• [Problem to solve]:
Please copy every record exactly as it is written.

• [Supplied entries]:
┄┄┄┄┄┄┄┄┄┄┄┄┄┄┄┄┄┄┄┄

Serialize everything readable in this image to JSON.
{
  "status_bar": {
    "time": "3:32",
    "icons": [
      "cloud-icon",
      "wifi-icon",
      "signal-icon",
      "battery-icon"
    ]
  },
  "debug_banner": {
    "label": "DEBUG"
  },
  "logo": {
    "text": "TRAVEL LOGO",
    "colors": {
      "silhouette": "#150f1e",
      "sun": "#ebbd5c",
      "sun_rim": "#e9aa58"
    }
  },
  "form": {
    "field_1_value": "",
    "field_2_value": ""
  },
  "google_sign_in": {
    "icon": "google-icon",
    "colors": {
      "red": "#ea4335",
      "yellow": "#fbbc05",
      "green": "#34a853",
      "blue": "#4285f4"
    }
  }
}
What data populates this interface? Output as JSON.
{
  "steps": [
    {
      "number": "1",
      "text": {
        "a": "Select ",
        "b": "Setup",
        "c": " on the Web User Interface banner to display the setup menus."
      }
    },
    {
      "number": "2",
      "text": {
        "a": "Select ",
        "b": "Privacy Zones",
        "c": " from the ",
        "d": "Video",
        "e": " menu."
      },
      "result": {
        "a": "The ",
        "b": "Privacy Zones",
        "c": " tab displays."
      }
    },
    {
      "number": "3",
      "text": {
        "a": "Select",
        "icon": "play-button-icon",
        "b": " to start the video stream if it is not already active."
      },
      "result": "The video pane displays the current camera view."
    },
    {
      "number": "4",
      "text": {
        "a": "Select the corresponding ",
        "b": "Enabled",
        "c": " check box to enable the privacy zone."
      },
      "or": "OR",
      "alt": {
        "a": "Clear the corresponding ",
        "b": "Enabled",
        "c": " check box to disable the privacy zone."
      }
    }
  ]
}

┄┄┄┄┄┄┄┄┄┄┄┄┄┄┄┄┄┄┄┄

• [Final answer]:
Serialize everything readable in this image to JSON.
{
  "status_bar": {
    "time": "3:32",
    "icons": [
      "cloud-icon",
      "wifi-icon",
      "signal-icon",
      "battery-icon"
    ]
  },
  "debug_banner": {
    "label": "DEBUG"
  },
  "logo": {
    "text": "TRAVEL LOGO",
    "colors": {
      "silhouette": "#150f1e",
      "sun": "#ebbd5c",
      "sun_rim": "#e9aa58"
    }
  },
  "form": {
    "field_1_value": "",
    "field_2_value": ""
  },
  "google_sign_in": {
    "icon": "google-icon",
    "colors": {
      "red": "#ea4335",
      "yellow": "#fbbc05",
      "green": "#34a853",
      "blue": "#4285f4"
    }
  }
}
What data populates this interface? Output as JSON.
{
  "steps": [
    {
      "number": "1",
      "text": {
        "a": "Select ",
        "b": "Setup",
        "c": " on the Web User Interface banner to display the setup menus."
      }
    },
    {
      "number": "2",
      "text": {
        "a": "Select ",
        "b": "Privacy Zones",
        "c": " from the ",
        "d": "Video",
        "e": " menu."
      },
      "result": {
        "a": "The ",
        "b": "Privacy Zones",
        "c": " tab displays."
      }
    },
    {
      "number": "3",
      "text": {
        "a": "Select",
        "icon": "play-button-icon",
        "b": " to start the video stream if it is not already active."
      },
      "result": "The video pane displays the current camera view."
    },
    {
      "number": "4",
      "text": {
        "a": "Select the corresponding ",
        "b": "Enabled",
        "c": " check box to enable the privacy zone."
      },
      "or": "OR",
      "alt": {
        "a": "Clear the corresponding ",
        "b": "Enabled",
        "c": " check box to disable the privacy zone."
      }
    }
  ]
}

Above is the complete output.